[Source data]:
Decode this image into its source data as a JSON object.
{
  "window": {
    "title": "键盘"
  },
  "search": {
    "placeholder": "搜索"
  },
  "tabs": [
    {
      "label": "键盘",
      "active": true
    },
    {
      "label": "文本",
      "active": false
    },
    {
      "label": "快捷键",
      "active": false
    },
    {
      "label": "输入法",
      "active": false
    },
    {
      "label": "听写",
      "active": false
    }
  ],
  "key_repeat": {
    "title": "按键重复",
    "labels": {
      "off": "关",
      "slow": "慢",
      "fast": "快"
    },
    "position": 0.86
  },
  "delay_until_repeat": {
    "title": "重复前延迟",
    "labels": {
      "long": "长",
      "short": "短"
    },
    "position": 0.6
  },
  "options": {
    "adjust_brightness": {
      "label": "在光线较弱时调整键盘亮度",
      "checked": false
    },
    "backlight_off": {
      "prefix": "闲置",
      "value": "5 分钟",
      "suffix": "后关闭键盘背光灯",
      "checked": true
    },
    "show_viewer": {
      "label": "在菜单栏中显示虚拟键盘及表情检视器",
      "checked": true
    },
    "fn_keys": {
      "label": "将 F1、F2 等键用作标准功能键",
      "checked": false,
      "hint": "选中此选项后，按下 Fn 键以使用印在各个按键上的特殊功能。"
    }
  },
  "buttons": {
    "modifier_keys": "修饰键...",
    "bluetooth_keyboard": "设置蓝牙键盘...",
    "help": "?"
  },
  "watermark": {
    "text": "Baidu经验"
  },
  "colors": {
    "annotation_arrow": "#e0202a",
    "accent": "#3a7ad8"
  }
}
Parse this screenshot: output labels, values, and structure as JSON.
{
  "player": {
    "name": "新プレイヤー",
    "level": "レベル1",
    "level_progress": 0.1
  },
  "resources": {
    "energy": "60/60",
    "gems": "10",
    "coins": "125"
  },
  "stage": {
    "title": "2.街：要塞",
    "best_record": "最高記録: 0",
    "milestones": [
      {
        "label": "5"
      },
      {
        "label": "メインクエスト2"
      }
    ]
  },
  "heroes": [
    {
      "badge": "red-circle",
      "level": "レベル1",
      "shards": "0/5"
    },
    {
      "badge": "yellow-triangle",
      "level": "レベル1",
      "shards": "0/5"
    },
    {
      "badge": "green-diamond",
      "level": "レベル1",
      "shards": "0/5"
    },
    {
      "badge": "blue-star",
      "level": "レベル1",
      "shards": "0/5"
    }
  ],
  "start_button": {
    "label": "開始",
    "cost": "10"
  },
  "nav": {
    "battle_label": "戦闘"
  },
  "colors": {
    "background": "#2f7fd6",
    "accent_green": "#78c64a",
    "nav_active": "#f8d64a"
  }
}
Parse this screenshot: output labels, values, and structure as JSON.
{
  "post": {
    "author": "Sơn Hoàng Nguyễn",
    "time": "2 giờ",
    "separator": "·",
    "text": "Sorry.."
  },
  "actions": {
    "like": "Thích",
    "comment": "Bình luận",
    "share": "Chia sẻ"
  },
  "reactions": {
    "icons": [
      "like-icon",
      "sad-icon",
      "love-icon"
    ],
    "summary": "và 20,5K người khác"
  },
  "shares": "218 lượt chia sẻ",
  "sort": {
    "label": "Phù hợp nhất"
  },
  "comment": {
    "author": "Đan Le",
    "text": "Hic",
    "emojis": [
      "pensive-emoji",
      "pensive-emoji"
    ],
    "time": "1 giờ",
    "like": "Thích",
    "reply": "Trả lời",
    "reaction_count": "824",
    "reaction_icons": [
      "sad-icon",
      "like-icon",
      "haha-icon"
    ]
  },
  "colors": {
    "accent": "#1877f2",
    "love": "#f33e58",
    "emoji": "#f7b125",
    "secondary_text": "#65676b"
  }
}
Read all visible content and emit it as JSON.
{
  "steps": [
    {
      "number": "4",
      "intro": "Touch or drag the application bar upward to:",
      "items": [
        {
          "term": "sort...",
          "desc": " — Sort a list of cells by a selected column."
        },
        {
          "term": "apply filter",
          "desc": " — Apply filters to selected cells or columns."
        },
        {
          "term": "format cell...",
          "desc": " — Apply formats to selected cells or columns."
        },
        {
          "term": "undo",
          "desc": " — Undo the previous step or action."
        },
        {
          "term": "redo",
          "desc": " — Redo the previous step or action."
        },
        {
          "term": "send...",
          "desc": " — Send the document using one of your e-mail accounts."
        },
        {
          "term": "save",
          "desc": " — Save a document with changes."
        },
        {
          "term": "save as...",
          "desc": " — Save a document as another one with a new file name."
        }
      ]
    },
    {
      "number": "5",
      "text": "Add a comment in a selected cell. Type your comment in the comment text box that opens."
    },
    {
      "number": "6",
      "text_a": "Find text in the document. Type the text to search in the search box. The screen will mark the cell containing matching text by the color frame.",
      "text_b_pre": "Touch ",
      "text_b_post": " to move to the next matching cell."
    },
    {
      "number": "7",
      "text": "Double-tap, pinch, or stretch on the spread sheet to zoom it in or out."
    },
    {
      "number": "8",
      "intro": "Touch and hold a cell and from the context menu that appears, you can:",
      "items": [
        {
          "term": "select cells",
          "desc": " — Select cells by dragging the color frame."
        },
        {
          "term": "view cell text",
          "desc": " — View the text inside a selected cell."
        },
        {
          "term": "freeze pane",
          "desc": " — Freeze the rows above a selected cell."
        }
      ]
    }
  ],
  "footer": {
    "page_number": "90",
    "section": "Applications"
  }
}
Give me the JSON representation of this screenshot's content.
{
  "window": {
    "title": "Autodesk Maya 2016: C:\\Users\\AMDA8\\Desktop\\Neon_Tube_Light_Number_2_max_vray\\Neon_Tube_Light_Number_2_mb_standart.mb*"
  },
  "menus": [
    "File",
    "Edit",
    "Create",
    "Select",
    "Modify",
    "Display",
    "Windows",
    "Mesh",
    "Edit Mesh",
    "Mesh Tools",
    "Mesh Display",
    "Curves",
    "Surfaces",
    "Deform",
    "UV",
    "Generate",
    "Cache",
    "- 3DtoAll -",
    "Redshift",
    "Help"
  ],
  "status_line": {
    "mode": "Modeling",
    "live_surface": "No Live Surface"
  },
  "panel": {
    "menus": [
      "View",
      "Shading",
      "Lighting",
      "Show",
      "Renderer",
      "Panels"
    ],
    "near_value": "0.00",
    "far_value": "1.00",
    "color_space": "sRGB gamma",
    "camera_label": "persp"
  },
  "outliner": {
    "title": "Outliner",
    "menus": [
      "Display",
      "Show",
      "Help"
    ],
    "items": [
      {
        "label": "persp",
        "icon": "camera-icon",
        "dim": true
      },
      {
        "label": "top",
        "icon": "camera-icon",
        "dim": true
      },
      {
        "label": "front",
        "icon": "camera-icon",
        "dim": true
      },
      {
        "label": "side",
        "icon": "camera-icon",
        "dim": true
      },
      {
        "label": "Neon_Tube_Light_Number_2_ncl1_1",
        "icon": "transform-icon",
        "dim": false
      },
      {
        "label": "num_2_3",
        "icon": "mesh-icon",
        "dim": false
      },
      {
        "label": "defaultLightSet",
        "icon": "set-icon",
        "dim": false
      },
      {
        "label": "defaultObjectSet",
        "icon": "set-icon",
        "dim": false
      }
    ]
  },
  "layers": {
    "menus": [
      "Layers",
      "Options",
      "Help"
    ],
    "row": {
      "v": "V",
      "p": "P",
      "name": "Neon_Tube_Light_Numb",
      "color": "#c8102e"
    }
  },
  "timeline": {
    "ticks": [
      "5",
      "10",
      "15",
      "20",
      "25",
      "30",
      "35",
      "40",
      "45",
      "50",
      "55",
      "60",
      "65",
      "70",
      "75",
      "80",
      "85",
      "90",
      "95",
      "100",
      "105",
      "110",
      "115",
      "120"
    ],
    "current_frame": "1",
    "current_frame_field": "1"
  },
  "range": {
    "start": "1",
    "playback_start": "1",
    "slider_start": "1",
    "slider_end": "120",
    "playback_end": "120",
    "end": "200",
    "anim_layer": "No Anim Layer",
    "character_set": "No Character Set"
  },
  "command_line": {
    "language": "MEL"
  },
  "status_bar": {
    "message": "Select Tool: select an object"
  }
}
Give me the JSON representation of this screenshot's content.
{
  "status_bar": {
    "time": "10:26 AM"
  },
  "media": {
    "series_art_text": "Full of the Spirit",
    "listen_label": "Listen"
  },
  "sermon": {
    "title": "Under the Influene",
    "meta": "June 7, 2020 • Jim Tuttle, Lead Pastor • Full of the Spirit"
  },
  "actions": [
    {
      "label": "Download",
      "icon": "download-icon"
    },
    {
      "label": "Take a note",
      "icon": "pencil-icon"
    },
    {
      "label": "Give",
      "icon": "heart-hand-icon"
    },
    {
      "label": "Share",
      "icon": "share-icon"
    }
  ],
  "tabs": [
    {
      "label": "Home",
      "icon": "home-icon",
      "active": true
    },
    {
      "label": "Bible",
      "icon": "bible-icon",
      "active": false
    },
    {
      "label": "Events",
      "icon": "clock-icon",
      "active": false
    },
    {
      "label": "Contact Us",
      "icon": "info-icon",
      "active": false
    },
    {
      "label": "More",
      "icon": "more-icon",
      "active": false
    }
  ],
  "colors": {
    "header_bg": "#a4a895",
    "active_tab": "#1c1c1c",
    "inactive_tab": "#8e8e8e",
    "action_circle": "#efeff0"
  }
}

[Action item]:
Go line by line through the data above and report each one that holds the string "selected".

[Solved problem]:
          "desc": " — Sort a list of cells by a selected column."
          "desc": " — Apply filters to selected cells or columns."
          "desc": " — Apply formats to selected cells or columns."
      "text": "Add a comment in a selected cell. Type your comment in the comment text box that opens."
          "desc": " — View the text inside a selected cell."
          "desc": " — Freeze the rows above a selected cell."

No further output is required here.